[Start of Attachment]

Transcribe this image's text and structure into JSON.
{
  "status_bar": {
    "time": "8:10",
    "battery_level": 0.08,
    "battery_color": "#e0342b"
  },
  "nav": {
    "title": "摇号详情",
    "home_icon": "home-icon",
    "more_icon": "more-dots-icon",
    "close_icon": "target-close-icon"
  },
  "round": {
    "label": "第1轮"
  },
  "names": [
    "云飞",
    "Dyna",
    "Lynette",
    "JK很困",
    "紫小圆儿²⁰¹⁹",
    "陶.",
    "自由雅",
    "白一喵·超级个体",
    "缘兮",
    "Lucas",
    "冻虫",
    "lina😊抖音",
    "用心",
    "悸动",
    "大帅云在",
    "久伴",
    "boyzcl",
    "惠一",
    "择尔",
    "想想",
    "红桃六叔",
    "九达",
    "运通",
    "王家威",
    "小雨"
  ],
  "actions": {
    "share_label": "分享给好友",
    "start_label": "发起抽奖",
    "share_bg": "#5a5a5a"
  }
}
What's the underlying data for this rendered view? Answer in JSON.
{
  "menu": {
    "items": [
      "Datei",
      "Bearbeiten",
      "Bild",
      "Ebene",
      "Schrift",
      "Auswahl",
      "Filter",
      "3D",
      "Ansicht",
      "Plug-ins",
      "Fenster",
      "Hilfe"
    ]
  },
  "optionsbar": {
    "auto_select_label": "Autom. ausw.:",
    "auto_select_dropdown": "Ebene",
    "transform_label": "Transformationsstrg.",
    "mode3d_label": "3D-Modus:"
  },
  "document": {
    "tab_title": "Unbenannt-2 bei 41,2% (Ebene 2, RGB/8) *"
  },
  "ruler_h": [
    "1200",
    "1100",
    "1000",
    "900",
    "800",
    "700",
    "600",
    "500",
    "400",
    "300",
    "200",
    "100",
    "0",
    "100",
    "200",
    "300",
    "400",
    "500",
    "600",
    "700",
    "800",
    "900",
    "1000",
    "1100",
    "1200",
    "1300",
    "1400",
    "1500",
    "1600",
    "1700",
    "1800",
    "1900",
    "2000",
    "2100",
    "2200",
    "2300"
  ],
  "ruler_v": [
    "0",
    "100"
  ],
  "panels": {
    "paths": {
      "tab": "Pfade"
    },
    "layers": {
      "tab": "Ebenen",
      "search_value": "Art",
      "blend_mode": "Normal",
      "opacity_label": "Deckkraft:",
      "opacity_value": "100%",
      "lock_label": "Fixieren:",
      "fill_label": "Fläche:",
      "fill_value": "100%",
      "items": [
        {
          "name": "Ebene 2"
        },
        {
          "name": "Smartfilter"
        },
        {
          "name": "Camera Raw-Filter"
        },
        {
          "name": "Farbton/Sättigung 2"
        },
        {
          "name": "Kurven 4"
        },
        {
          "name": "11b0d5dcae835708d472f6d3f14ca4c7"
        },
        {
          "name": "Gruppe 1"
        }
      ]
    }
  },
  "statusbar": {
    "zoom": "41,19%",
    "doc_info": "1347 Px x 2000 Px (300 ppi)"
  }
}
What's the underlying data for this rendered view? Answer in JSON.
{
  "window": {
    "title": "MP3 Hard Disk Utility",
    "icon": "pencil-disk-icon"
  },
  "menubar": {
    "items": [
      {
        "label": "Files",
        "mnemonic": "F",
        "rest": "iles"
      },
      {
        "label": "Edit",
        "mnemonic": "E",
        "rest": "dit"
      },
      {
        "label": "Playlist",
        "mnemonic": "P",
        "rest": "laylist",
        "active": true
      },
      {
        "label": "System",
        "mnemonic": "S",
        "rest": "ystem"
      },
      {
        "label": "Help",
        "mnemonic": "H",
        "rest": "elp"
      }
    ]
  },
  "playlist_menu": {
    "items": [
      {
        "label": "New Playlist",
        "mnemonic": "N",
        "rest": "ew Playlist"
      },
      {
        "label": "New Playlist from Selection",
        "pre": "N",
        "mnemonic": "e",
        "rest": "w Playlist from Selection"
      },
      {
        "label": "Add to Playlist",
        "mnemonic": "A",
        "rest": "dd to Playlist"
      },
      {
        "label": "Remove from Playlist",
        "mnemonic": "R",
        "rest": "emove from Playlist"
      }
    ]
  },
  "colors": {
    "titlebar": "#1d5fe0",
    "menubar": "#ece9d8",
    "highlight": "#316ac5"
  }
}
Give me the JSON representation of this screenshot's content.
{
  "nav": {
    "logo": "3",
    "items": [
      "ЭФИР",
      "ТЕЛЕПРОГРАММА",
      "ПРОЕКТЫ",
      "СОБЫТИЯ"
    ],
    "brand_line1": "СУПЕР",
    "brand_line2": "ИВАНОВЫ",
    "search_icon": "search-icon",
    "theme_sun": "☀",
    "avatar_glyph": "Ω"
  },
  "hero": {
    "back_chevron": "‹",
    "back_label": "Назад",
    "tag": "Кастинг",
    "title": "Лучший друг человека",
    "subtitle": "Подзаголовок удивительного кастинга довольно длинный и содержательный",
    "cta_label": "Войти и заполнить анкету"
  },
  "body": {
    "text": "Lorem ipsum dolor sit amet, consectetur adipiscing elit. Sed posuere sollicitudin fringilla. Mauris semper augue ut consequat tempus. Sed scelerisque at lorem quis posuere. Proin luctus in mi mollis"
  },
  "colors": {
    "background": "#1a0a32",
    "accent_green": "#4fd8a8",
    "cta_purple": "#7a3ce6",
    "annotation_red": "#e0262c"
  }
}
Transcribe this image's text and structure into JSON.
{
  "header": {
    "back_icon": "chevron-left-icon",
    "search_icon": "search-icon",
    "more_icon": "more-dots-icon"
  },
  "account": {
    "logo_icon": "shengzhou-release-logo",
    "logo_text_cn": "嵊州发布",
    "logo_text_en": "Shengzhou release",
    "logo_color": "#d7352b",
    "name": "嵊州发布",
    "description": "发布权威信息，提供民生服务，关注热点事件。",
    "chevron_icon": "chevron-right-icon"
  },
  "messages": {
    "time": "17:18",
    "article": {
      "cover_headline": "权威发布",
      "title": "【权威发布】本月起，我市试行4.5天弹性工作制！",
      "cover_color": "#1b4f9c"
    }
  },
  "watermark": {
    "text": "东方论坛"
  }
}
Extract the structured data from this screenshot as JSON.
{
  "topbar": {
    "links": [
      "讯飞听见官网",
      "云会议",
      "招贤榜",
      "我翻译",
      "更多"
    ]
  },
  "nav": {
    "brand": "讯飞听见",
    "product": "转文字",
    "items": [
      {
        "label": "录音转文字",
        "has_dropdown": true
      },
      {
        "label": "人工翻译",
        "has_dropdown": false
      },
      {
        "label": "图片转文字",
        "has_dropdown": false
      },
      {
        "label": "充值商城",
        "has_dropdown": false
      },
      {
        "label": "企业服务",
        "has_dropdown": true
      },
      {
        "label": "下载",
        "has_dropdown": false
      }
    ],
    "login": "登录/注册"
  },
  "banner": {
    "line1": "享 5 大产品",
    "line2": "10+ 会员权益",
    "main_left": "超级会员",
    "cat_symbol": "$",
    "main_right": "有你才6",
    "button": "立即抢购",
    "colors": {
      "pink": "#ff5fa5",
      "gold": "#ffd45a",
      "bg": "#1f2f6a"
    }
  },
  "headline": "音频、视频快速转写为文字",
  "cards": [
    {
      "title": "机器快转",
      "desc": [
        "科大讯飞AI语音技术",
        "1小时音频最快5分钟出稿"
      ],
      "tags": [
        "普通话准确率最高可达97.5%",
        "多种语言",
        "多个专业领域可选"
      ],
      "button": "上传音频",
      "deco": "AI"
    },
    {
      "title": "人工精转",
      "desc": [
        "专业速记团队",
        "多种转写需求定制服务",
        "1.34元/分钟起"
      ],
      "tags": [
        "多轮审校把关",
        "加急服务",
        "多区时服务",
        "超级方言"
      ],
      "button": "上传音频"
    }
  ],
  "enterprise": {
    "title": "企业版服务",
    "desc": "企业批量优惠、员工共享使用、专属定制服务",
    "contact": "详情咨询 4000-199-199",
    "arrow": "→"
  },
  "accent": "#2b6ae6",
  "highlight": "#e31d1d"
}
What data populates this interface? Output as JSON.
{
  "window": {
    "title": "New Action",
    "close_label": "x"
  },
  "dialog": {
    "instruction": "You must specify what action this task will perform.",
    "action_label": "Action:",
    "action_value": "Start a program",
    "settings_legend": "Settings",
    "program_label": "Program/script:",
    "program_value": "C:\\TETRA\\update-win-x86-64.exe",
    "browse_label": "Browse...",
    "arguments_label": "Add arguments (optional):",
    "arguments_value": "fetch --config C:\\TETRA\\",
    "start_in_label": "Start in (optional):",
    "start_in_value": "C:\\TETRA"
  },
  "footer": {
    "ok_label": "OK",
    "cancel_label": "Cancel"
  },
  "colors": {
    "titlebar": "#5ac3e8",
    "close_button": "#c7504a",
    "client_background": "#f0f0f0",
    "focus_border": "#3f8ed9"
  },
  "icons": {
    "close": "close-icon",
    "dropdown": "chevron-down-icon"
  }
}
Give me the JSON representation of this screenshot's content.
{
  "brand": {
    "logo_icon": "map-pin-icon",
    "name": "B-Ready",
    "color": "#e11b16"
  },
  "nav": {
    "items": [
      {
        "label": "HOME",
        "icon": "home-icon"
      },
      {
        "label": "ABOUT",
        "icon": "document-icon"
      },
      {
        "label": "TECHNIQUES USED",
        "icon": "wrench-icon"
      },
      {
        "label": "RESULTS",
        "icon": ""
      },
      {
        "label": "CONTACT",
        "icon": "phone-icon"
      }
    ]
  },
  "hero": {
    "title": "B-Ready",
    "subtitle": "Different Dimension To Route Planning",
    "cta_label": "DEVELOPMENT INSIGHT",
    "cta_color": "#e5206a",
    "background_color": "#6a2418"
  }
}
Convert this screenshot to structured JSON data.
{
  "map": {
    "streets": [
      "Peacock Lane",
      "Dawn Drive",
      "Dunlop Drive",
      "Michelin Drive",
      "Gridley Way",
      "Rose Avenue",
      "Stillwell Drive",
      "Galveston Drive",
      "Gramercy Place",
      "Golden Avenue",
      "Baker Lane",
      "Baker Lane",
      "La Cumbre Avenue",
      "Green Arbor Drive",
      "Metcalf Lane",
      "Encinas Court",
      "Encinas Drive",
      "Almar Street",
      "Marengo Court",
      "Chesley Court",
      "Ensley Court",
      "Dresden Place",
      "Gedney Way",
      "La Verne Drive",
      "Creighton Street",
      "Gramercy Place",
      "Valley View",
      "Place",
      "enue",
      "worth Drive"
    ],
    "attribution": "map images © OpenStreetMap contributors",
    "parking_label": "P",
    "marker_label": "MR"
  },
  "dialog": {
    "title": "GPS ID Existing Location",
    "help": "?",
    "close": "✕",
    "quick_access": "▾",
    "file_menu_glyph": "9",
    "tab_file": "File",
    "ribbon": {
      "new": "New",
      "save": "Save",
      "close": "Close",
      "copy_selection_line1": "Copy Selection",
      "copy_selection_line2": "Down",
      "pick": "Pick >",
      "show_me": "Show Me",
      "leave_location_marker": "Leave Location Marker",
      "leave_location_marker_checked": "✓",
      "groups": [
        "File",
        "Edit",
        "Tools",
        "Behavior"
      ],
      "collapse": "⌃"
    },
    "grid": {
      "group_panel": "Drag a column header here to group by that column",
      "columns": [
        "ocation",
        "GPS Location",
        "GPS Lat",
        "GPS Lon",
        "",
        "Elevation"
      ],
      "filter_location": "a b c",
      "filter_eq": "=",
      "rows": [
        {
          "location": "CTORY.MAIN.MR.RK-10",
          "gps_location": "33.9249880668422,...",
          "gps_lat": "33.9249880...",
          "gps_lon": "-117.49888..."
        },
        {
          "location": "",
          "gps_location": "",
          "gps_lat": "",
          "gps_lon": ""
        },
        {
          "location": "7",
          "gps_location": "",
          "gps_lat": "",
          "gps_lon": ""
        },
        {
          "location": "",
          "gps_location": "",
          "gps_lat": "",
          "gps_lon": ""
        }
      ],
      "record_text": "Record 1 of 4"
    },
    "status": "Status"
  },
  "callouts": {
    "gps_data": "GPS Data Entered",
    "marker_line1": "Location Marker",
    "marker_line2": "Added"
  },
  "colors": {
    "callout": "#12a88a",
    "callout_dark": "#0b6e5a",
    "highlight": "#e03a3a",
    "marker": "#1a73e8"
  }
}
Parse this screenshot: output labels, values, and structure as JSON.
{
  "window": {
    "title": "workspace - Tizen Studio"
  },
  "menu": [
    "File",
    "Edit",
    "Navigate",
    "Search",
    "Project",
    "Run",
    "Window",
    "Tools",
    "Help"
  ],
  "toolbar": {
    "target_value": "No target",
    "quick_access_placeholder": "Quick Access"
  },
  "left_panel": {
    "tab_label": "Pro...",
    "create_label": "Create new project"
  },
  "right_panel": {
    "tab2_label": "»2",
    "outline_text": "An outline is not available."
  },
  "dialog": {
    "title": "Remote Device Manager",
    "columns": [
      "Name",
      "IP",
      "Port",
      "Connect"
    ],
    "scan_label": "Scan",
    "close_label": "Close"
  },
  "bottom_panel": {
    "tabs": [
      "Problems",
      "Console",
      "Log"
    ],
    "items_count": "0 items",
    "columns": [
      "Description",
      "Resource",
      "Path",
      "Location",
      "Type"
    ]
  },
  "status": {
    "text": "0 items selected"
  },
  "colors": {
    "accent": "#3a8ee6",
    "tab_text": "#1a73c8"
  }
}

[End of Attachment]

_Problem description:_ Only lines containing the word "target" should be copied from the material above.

_Response box:_
    "close_icon": "target-close-icon"
    "target_value": "No target",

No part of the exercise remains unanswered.